Jakarta. "Race for Water," a solar-powered hybrid catamaran, arrived in Jakarta this week as part of a global campaign to raise awareness of the impact of plastic waste on the marine environment.

The vessel, which serves as an envoy of the Lausanne, Switzerland-based foundation of the same name, arrived in Jakarta on Wednesday for a planned technical stopover lasting until August. The vessel is currently on a five-year expedition to assess the levels of plastic pollution in the oceans and raise awareness.

It arrived in Indonesia in early June, first calling on Bali. Members of its crew also visited the Citarum River in West Java, dubbed the world's most polluted.
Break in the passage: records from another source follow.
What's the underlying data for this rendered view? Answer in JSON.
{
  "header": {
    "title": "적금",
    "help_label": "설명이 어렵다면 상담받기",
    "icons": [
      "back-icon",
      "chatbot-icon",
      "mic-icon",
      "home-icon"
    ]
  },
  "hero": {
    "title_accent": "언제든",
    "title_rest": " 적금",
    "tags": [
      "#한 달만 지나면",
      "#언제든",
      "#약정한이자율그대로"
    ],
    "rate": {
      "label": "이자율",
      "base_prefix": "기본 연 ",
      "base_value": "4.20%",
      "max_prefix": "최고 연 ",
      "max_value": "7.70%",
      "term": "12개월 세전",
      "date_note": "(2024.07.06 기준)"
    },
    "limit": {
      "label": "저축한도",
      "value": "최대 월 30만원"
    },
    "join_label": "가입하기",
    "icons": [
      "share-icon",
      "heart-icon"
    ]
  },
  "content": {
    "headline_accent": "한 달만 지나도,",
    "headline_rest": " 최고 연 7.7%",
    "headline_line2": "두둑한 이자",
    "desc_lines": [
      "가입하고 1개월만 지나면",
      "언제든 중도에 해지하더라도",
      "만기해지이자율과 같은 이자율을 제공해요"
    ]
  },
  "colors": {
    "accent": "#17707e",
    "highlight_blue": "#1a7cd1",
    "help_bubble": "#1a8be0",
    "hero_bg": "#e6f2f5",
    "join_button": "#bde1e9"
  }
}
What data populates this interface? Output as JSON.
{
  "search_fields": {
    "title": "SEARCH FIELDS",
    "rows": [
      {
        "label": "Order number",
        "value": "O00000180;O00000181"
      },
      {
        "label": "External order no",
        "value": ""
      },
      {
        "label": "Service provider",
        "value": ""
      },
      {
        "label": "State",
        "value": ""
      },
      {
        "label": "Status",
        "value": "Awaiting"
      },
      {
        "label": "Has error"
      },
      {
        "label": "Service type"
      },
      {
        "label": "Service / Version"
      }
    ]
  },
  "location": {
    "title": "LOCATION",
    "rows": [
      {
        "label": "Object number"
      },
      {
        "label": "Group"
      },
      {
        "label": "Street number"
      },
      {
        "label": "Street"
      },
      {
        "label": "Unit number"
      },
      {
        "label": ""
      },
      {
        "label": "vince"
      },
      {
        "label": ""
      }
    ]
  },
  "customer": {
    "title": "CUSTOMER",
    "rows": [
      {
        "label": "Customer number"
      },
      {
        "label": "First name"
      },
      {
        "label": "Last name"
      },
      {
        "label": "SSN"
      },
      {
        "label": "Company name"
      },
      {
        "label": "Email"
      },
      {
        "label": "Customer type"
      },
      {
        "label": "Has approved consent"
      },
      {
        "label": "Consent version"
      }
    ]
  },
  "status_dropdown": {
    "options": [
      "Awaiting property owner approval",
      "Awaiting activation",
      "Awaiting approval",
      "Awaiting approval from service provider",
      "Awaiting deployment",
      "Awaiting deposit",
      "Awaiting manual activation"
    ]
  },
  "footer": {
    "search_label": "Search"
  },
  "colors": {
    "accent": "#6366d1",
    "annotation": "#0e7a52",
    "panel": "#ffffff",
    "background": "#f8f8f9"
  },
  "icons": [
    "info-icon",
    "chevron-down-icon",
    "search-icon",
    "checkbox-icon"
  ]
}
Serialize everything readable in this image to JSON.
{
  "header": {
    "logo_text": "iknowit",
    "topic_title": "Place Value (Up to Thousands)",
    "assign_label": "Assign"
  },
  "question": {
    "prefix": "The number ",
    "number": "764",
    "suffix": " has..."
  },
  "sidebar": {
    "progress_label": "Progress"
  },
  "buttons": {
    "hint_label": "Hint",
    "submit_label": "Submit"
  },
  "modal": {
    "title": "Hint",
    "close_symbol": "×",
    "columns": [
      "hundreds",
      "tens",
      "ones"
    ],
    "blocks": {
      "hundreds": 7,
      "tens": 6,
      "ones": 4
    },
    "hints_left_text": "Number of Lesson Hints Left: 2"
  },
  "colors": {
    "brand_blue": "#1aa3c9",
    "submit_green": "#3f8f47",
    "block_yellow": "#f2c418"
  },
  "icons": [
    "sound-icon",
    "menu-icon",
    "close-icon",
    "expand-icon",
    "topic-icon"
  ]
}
"Pollution is a major issue in the region. We will be working over the coming days to bring people together and to look at solutions on a practical level. Our aim is to find local solutions to a worldwide disaster," Swiss entrepreneur Marco Simeoni, who founded the Race for Water Foundation, said in a statement on Friday. 

The foundation plans to hold facilitating workshops and allow school children to board the vessel over the next six weeks while it is in port.

The catamaran is powered exclusively by renewable energy, thanks to a combination of solar panels, a towing kite and hydrogen it can produce from seawater. The vessel is circumventing the globe to demonstrate that sustainable solutions to the world's marine pollution problem are possible.



Swiss Ambassador Kurt Kunz said the ship serves to showcase clean technology and ways to deal with plastic waste, including the pyrolysis process, which is used to turn plastic waste into energy.

"We support measures against climate change and for the protection of water and the oceans. We also encourage reducing subsidies on fossil fuels, as they create undesired incentives and make it more difficult for cleaner, renewable energies, such as solar, wind or water power, to be competitive," Kunz said. 

Safri Burhanuddin, deputy minister for human resources, sciences and technology and maritime culture at the Coordinating Ministry of Maritime Affairs, welcomed the catamaran's arrival on Friday and expressed hope that it could inspire more Indonesians to tackle marine pollution. 

"We have become acutely aware that solving the plastic pollution problem cannot be done by the government alone; we also need support from all members of society.… What this odyssey does, is show how we can all work together," Safri said. 

Indonesia is said to be the world's second-largest marine polluter, dumping an estimated 3.2 million tons of plastic into the ocean every year. The government has committed $1 billion annually to clean up its seas.

Last year, the government launched a program to clean up the Citarum River, deploying members of the military along its banks to coordinate efforts to remove waste before it can reach the sea.